Monthly Notices of the Royal Astronomical Society
Volume 424, Issue 4, pages 2757–2769, 21 August 2012
How to Cite
Melchior, P. and Viola, M. (2012), Means of confusion: how pixel noise affects shear estimates for weak gravitational lensing. Monthly Notices of the Royal Astronomical Society, 424: 2757–2769. doi: 10.1111/j.1365-2966.2012.21381.x
- Issue published online: 8 AUG 2012
- Article first published online: 19 JUL 2012
- Manuscript Accepted: 23 MAY 2012
- Manuscript Received: 18 MAY 2012
- U.S. Department of Energy. Grant Number: FG02-91ER40690
- STFC Rolling. Grant Number: RA0888
- gravitational lensing: weak;
- techniques: image processing
Weak-lensing shear estimates show a troublesome dependence on the apparent brightness of the galaxies used to measure the ellipticity: in several studies, the amplitude of the inferred shear falls sharply with decreasing source significance. This dependence limits the overall ability of upcoming large weak-lensing surveys to constrain cosmological parameters.

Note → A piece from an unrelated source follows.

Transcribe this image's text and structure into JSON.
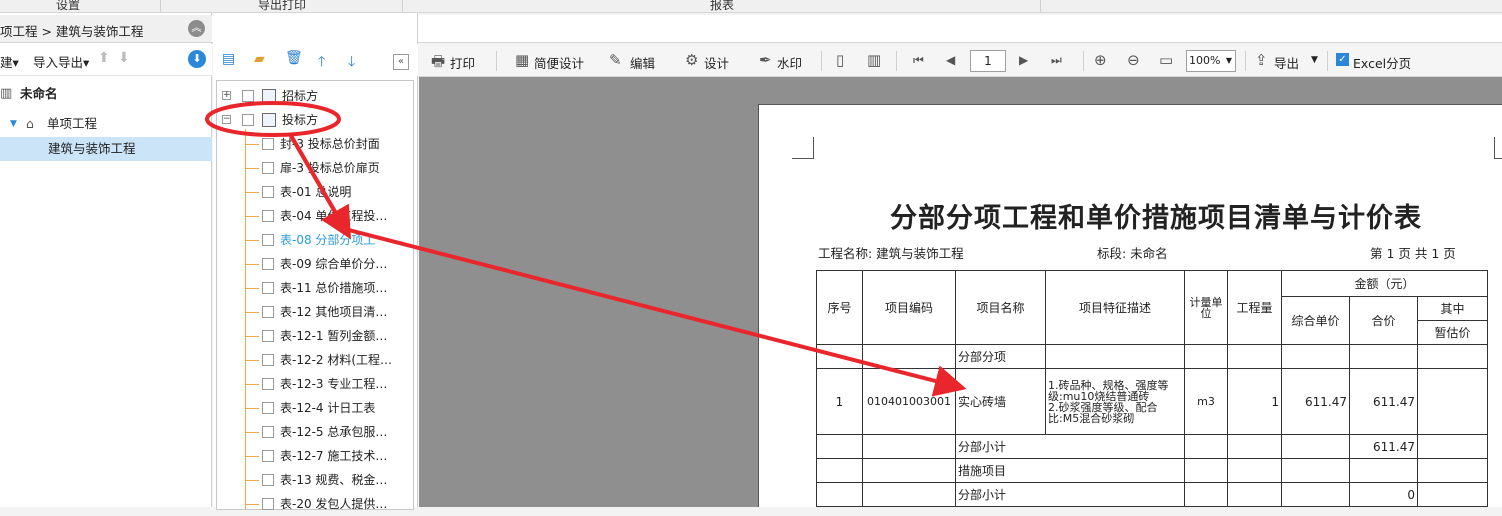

We seek to provide a concise overview of the impact of pixel noise on weak-lensing measurements, covering the entire path from noisy images to shear estimates. We show that there are at least three distinct layers, where pixel noise not only obscures but also biases the outcome of the measurements: (1) the propagation of pixel noise to the non-linear observable ellipticity; (2) the response of the shape-measurement methods to limited amount of information extractable from noisy images and (3) the reaction of shear estimation statistics to the presence of noise and outliers in the measured ellipticities.

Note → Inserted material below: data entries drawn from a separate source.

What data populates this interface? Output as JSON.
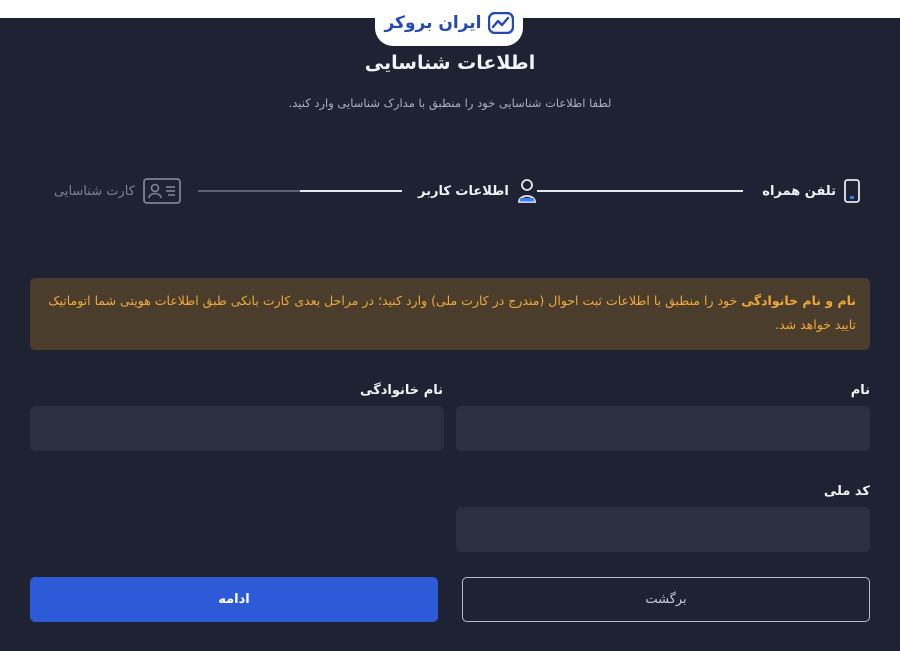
{
  "brand": {
    "logo_text": "ایران بروکر",
    "accent": "#2348b8"
  },
  "header": {
    "title": "اطلاعات شناسایی",
    "subtitle": "لطفا اطلاعات شناسایی خود را منطبق با مدارک شناسایی وارد کنید."
  },
  "stepper": {
    "steps": [
      {
        "label": "تلفن همراه",
        "icon": "mobile-phone-icon",
        "state": "completed"
      },
      {
        "label": "اطلاعات کاربر",
        "icon": "user-icon",
        "state": "active"
      },
      {
        "label": "کارت شناسایی",
        "icon": "id-card-icon",
        "state": "pending"
      }
    ]
  },
  "notice": {
    "bold": "نام و نام خانوادگی",
    "text": " خود را منطبق با اطلاعات ثبت احوال (مندرج در کارت ملی) وارد کنید؛ در مراحل بعدی کارت بانکی طبق اطلاعات هویتی شما اتوماتیک تایید خواهد شد."
  },
  "form": {
    "first_name_label": "نام",
    "last_name_label": "نام خانوادگی",
    "national_code_label": "کد ملی",
    "first_name_value": "",
    "last_name_value": "",
    "national_code_value": ""
  },
  "actions": {
    "continue_label": "ادامه",
    "back_label": "برگشت",
    "primary_color": "#2d5ad6"
  }
}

We identify and discuss several fundamental problems and show that each of them is able to introduce biases in the range of a few tens to a few per cent for galaxies with typical significance levels. Furthermore, all of these biases do not only depend on the brightness of galaxies but also depend on their ellipticity, with more elliptical galaxies often being harder to measure correctly. We also discuss existing possibilities to mitigate and novel ideas to avoid the biases induced by pixel noise. We present a new shear estimator that shows a more robust performance for noisy ellipticity samples. Finally, we release the open-source python code to predict and efficiently sample from the noisy ellipticity distribution and the shear estimators used in this work at https://github.com/pmelchior/epsnoise.